If property owners who rent out homes and apartments on the popular home-sharing site Airbnb were to pay taxes as hotels do, the city of Los Angeles would collect an extra $41 million each year.
That is one of the conclusions of a study commissioned by the American Hotel and Lodging Assn., the trade group for the country's hotel industry, which has pushed for greater regulation of Airbnb and other home-sharing sites.
"Hotels compete on a daily basis to provide the best guest services," said Vanessa Sinders, the senior vice president of government affairs for the trade group. "We welcome competition but we want to make sure there is a legal and level playing field."
Airbnb spokeswoman Alison Schumer called the study "inaccurate," saying it was "intended to mislead and manipulate." Schumer said Airbnb has been working with the Los Angeles officials to create a way to pass along taxes to the city.
The study, conducted by a Pennsylvania State University professor with funding from the hotel trade group, focuses on the impact of Airbnb on Los Angeles. It follows a similar study by Penn State on Airbnb's effect on Phoenix and the entire nation. The trade group is expected to release reports for other cities.
All of the studies have reached a similar conclusion: A small percentage of Airbnb operators have turned their homes and apartments into year-round hotels that don't pay the same taxes and fees or meet the same safety requirements as traditional hotels.
In Los Angeles, the latest study said about 22% of Airbnb operators rent their properties for at least 180 days a year, while 4% offer the homes for at least 360 days a year. The neighborhoods with the highest number of Airbnb operators were Venice, West Hollywood, Hollywood and the areas around Silver Lake and Echo Park, the study found.
If all Airbnb operators were to pay the same room tax, tourism fees and assessment charges that are levied on hotels, Airbnb would owe the city of Los Angeles $41 million a year, the study concluded.

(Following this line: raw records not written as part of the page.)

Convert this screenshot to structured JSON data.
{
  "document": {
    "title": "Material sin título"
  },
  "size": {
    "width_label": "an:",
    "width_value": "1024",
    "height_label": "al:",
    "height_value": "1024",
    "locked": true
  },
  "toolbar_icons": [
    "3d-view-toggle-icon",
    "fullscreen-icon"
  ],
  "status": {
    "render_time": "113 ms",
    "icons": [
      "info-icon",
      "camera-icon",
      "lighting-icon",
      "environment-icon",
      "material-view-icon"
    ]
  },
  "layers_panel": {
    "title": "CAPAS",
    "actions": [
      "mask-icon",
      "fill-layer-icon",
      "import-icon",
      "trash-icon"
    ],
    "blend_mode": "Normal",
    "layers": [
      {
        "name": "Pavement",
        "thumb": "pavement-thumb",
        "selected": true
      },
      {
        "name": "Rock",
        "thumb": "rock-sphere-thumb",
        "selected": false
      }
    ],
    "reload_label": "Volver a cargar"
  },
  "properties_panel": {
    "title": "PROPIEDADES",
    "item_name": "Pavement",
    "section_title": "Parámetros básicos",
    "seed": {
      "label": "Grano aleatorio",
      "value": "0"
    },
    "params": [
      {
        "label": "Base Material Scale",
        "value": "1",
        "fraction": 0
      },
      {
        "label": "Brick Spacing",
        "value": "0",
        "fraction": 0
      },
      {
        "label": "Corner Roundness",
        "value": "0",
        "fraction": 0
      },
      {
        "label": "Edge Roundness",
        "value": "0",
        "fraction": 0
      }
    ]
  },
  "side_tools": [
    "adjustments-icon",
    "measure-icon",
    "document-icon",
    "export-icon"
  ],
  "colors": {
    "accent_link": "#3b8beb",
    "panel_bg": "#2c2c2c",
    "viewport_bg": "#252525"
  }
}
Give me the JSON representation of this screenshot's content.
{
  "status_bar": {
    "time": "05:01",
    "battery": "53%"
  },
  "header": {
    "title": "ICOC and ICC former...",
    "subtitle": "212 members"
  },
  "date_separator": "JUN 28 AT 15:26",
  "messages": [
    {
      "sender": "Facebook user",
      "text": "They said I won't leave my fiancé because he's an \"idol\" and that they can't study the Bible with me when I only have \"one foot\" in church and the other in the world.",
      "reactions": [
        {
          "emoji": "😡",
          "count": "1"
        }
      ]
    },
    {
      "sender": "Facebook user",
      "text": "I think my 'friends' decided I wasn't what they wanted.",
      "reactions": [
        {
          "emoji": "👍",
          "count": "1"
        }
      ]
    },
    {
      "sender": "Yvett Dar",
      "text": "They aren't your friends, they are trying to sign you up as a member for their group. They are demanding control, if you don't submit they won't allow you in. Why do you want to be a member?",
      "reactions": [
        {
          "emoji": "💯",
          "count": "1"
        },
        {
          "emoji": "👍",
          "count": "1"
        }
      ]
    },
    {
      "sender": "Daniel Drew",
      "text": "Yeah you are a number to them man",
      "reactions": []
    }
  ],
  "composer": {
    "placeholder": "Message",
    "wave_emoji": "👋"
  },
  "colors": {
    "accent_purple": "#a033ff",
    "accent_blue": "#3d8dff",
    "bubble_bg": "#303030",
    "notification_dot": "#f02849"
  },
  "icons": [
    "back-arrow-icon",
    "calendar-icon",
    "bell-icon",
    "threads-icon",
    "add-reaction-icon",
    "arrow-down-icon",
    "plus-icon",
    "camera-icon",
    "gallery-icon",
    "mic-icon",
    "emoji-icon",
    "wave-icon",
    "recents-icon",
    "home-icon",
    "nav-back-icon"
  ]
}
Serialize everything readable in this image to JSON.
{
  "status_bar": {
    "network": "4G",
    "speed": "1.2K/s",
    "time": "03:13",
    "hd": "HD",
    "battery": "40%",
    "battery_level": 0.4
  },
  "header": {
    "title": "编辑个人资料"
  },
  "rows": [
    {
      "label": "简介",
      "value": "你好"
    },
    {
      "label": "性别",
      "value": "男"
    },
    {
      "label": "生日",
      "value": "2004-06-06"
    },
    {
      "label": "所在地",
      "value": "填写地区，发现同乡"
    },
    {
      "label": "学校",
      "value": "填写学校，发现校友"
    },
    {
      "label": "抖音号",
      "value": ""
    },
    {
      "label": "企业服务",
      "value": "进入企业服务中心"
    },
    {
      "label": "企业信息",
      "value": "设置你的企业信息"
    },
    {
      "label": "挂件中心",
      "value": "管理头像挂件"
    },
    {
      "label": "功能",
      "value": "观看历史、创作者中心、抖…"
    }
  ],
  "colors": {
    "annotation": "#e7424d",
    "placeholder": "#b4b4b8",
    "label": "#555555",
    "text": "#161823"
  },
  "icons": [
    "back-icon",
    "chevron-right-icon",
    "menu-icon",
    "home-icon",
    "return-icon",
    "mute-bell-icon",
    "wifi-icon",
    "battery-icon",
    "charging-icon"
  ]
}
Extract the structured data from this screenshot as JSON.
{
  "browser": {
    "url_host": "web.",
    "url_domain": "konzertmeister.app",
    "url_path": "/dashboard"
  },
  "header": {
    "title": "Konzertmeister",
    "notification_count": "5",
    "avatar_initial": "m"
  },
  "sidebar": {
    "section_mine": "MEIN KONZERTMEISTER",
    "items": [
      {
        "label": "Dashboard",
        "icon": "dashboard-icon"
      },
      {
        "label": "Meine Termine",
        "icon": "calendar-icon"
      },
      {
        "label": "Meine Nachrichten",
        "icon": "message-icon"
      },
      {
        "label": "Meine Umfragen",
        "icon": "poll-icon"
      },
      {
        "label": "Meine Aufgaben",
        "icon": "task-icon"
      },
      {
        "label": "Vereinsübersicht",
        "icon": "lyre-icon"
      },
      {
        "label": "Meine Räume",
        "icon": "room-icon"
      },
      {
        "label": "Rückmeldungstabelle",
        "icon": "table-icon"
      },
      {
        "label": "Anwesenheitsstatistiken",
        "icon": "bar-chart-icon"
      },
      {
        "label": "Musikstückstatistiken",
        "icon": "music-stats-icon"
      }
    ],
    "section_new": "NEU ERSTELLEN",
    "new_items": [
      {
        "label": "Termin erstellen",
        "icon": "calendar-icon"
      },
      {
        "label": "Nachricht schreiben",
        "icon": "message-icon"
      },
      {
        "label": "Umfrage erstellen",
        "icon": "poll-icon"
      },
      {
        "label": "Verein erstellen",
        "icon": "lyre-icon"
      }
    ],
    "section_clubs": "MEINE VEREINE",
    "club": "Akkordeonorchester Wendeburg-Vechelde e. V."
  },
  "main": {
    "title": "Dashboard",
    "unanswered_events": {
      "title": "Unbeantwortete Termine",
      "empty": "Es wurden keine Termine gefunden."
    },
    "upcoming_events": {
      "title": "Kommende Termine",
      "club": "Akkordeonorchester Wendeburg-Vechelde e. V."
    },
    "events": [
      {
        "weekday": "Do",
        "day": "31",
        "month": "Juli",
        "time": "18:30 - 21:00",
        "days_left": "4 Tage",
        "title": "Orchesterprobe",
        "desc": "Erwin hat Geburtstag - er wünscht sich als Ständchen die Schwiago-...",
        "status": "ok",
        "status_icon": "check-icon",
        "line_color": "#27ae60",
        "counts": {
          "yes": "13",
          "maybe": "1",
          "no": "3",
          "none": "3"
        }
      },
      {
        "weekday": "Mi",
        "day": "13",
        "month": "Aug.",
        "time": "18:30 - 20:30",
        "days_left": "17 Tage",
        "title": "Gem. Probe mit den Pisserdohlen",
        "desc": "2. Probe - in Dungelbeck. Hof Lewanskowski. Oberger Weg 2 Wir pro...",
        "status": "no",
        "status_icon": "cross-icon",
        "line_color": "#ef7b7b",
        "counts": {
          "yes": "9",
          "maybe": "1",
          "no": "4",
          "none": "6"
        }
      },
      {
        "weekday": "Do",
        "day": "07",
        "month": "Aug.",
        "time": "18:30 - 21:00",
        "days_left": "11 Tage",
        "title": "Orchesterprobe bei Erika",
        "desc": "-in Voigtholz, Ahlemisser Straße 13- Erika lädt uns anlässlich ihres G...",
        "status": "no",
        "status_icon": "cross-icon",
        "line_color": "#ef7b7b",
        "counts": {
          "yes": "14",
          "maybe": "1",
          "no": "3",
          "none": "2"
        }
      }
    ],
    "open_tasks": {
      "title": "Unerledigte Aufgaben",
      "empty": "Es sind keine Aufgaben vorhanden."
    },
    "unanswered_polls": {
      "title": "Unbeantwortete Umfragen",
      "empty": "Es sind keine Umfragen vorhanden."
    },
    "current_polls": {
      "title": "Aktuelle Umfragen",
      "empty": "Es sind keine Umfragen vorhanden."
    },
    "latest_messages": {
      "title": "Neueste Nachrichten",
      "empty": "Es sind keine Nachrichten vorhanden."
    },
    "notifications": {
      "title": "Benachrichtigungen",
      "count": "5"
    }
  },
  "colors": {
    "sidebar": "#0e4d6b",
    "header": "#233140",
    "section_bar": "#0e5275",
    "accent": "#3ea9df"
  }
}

Under existing rules, renting out homes or apartments for fewer than 30 days at a time is illegal in big swaths of Los Angeles, according to the planning department. City officials say they must develop a plan to regulate the short-term rentals before trying to collect room taxes and fees.